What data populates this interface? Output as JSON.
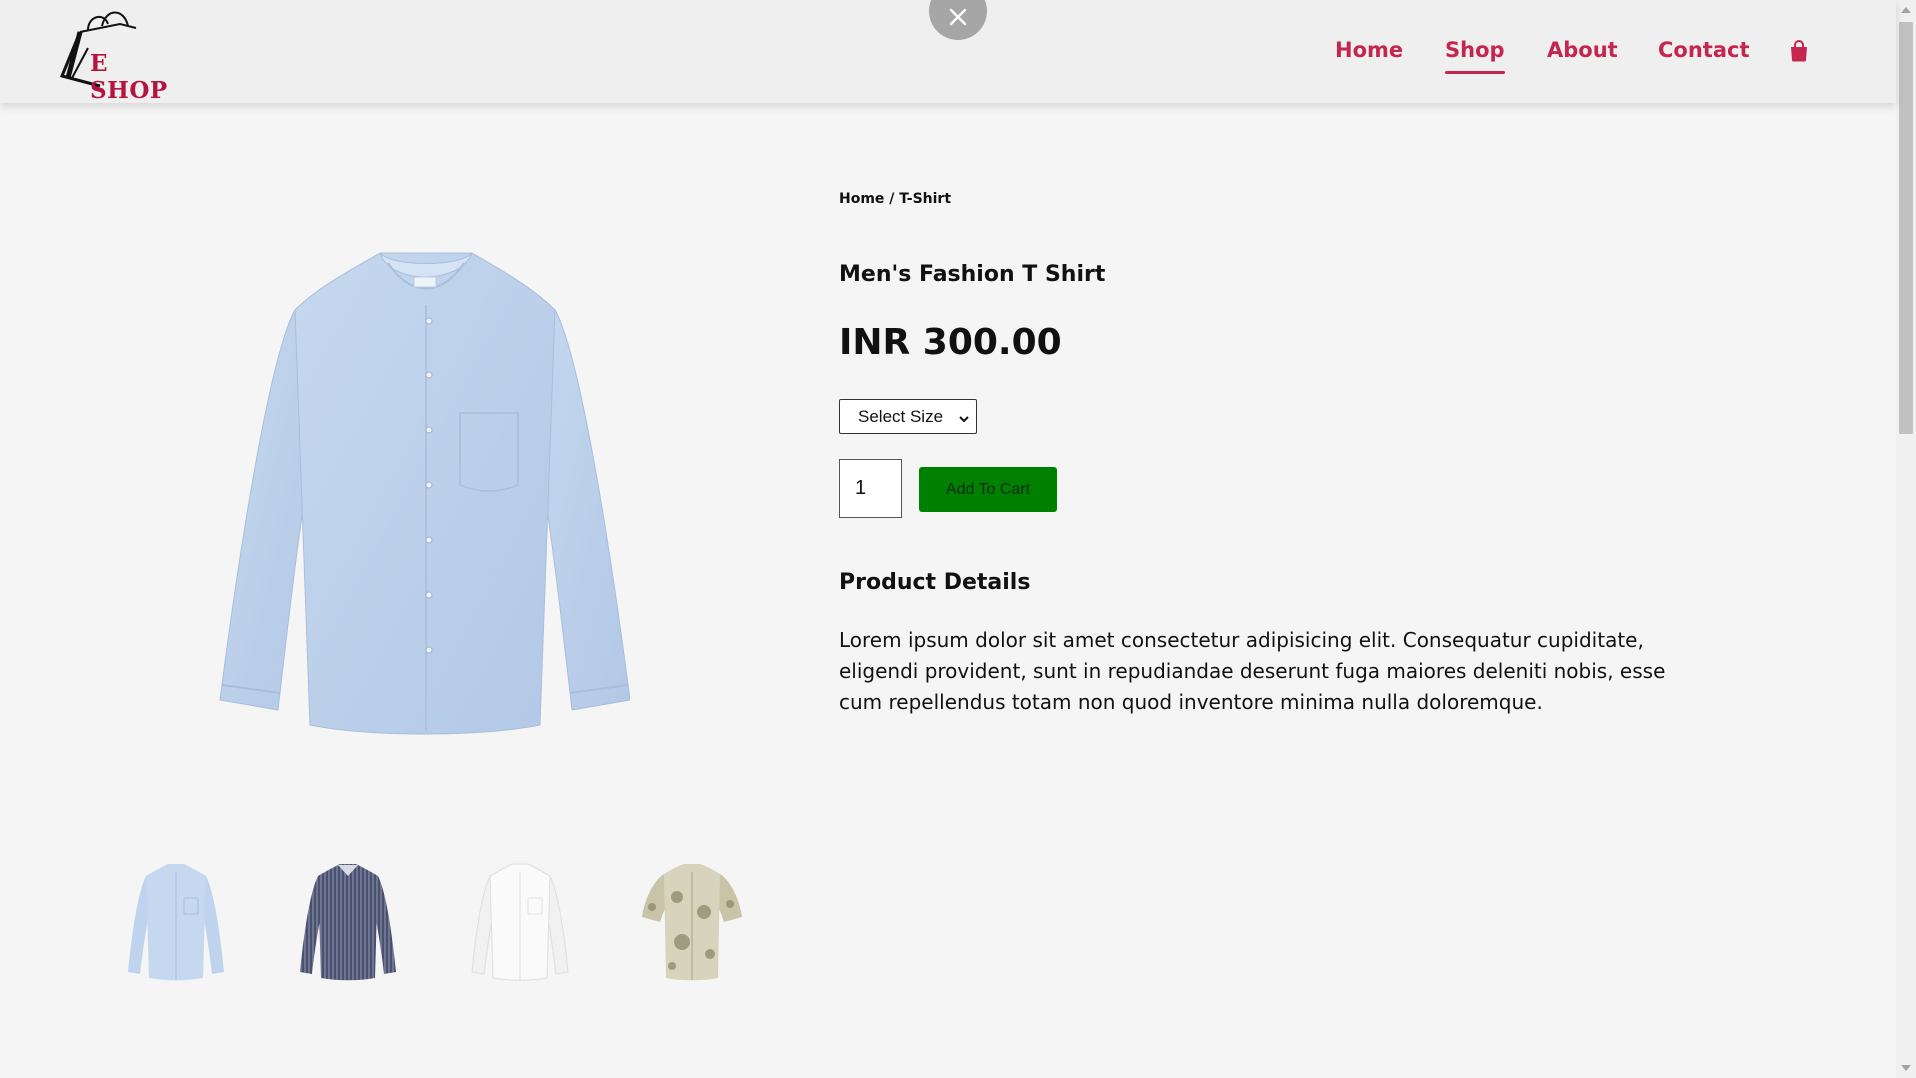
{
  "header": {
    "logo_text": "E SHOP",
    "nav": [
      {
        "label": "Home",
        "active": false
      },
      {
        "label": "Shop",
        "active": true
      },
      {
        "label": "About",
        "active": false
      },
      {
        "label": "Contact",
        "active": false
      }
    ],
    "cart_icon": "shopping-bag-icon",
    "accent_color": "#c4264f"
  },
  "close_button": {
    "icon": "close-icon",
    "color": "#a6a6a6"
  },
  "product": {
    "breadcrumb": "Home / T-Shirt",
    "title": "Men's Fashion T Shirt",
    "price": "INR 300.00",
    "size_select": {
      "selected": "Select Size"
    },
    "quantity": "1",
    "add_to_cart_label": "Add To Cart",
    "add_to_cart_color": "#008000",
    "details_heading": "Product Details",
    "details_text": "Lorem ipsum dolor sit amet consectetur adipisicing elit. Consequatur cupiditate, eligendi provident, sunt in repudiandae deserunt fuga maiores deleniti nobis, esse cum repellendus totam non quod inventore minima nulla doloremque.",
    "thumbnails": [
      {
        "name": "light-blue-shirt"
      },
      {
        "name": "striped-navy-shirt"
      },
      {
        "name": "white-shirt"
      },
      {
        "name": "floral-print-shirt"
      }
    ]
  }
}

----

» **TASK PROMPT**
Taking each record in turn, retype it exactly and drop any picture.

» **RESULT OF THIS EXERCISE**
What data populates this interface? Output as JSON.
{
  "header": {
    "logo_text": "E SHOP",
    "nav": [
      {
        "label": "Home",
        "active": false
      },
      {
        "label": "Shop",
        "active": true
      },
      {
        "label": "About",
        "active": false
      },
      {
        "label": "Contact",
        "active": false
      }
    ],
    "cart_icon": "shopping-bag-icon",
    "accent_color": "#c4264f"
  },
  "close_button": {
    "icon": "close-icon",
    "color": "#a6a6a6"
  },
  "product": {
    "breadcrumb": "Home / T-Shirt",
    "title": "Men's Fashion T Shirt",
    "price": "INR 300.00",
    "size_select": {
      "selected": "Select Size"
    },
    "quantity": "1",
    "add_to_cart_label": "Add To Cart",
    "add_to_cart_color": "#008000",
    "details_heading": "Product Details",
    "details_text": "Lorem ipsum dolor sit amet consectetur adipisicing elit. Consequatur cupiditate, eligendi provident, sunt in repudiandae deserunt fuga maiores deleniti nobis, esse cum repellendus totam non quod inventore minima nulla doloremque.",
    "thumbnails": [
      {
        "name": "light-blue-shirt"
      },
      {
        "name": "striped-navy-shirt"
      },
      {
        "name": "white-shirt"
      },
      {
        "name": "floral-print-shirt"
      }
    ]
  }
}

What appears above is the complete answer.